**What is required**
All of the records should be given again exactly as they appear.
=== Section Start ===
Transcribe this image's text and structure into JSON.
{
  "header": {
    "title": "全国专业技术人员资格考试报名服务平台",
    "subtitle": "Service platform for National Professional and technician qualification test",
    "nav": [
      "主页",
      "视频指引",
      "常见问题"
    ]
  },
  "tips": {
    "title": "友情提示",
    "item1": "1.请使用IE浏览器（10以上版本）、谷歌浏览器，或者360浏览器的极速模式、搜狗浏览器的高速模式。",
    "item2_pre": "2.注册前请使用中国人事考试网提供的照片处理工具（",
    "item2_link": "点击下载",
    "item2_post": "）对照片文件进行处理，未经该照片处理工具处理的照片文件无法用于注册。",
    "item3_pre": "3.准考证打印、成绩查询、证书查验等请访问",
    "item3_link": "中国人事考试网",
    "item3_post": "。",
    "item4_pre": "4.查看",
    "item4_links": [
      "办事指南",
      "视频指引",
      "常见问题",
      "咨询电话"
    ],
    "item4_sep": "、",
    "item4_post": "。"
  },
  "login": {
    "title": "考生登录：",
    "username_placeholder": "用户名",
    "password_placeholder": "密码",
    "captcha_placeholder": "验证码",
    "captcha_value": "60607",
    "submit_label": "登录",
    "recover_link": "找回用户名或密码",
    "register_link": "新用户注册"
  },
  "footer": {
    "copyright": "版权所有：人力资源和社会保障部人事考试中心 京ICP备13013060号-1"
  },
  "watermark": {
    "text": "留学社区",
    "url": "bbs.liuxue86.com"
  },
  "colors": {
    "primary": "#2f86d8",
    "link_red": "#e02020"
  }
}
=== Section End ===
**Result**
Transcribe this image's text and structure into JSON.
{
  "header": {
    "title": "全国专业技术人员资格考试报名服务平台",
    "subtitle": "Service platform for National Professional and technician qualification test",
    "nav": [
      "主页",
      "视频指引",
      "常见问题"
    ]
  },
  "tips": {
    "title": "友情提示",
    "item1": "1.请使用IE浏览器（10以上版本）、谷歌浏览器，或者360浏览器的极速模式、搜狗浏览器的高速模式。",
    "item2_pre": "2.注册前请使用中国人事考试网提供的照片处理工具（",
    "item2_link": "点击下载",
    "item2_post": "）对照片文件进行处理，未经该照片处理工具处理的照片文件无法用于注册。",
    "item3_pre": "3.准考证打印、成绩查询、证书查验等请访问",
    "item3_link": "中国人事考试网",
    "item3_post": "。",
    "item4_pre": "4.查看",
    "item4_links": [
      "办事指南",
      "视频指引",
      "常见问题",
      "咨询电话"
    ],
    "item4_sep": "、",
    "item4_post": "。"
  },
  "login": {
    "title": "考生登录：",
    "username_placeholder": "用户名",
    "password_placeholder": "密码",
    "captcha_placeholder": "验证码",
    "captcha_value": "60607",
    "submit_label": "登录",
    "recover_link": "找回用户名或密码",
    "register_link": "新用户注册"
  },
  "footer": {
    "copyright": "版权所有：人力资源和社会保障部人事考试中心 京ICP备13013060号-1"
  },
  "watermark": {
    "text": "留学社区",
    "url": "bbs.liuxue86.com"
  },
  "colors": {
    "primary": "#2f86d8",
    "link_red": "#e02020"
  }
}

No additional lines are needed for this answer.